Resources for Current Students

DSCB Program Involvement

Current DSCB students are intimately involved with programming and advocating for their student peers. This can be through organizing events for our "Niche Buddy" program which helps mentor new incoming students.

Graduate Student Groups & some resources listed below:


DukeReach directs students, faculty, staff, parents, and others to the resources available to help a student in need. DukeReach is located in the Dean of Students Office and works with departments and groups across campus and in the community, including Housing, CAPS (Counseling and Psychological Services), Student Health, community health providers, the Academic Resource Center, and more.

Faculty Professionalism:

Professionalism is a core value and expectation of all Duke School of Medicine faculty. As a community, each of us affirms and animates this value through our daily interactions with each other, our learners, our team members, our trainees, our patients, and the public. While professional behavior is the overwhelming norm, academic medicine is a highly complex, high-stakes work environment in which episodes that test the boundaries of professionalism can occur. This site includes specific advice on how to provide feedback and move toward resolution if a person is engaging in unprofessional behavior.

Graduate and Professional Student Council

(GPSC) GPSC is the graduate and professional student government organization on campus. Their website has resources for various aspects of student life at Duke.
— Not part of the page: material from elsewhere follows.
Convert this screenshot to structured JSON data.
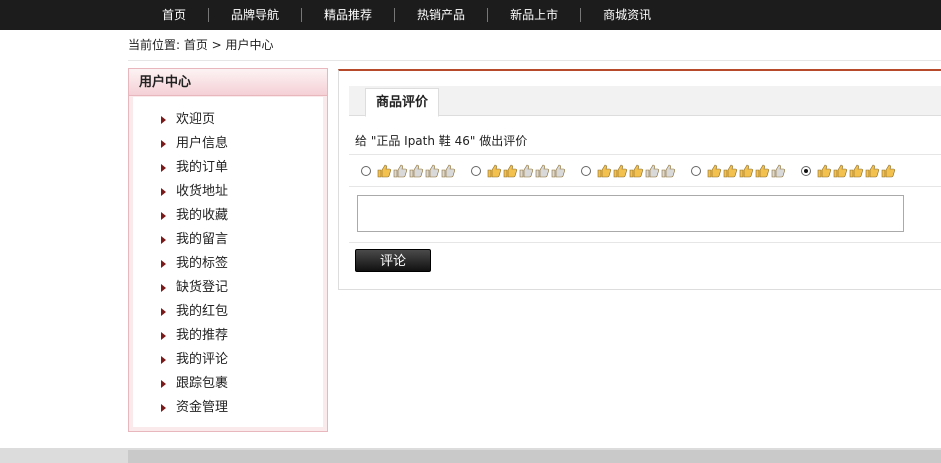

One DSCB student serves as as representative on this Council Duke's Graduate & Professional 

Harassment & Discrimination

The Office for Institutional Equity (OIE) is responsible for implementing and monitoring Duke University's harassment and discrimination policies that ensure and support an environment free of harassment and discrimination. It is important to know the policies and procedures.

Housing resources 

Life in Durham

International House (IHOUSE)

Student Health

Commuting to Campus 

There are many options for commuting to campus. Many students take advantage of the numerous places to live near campus and walk or bike. The cycling commute is especially pleasant if you live in the area around Duke's East Campus. To park on campus, you will need a parking permit. The most convenient lot for most students is Circuit. You probably won't get a pass there during your first year, but we highly recommend putting yourself on the waitlist. In the mean time, you can get a pass for one of the remote lots and use the Duke bus system to get to lab and classes. You can also get a carpool pass for some of the more in-demand lots if you group with others. If you live within walking distance, you can still park on campus for free after 5 pm and on the weekends if you request a night pass.


One of the biggest events on campus for graduate and professional students is Campout. It's a weekend-long party while we wait to get much coveted Duke basketball tickets!


Want to indulge your competitive side or get some exercise while getting to know your colleagues? Check out the Duke University Intramural Sports program.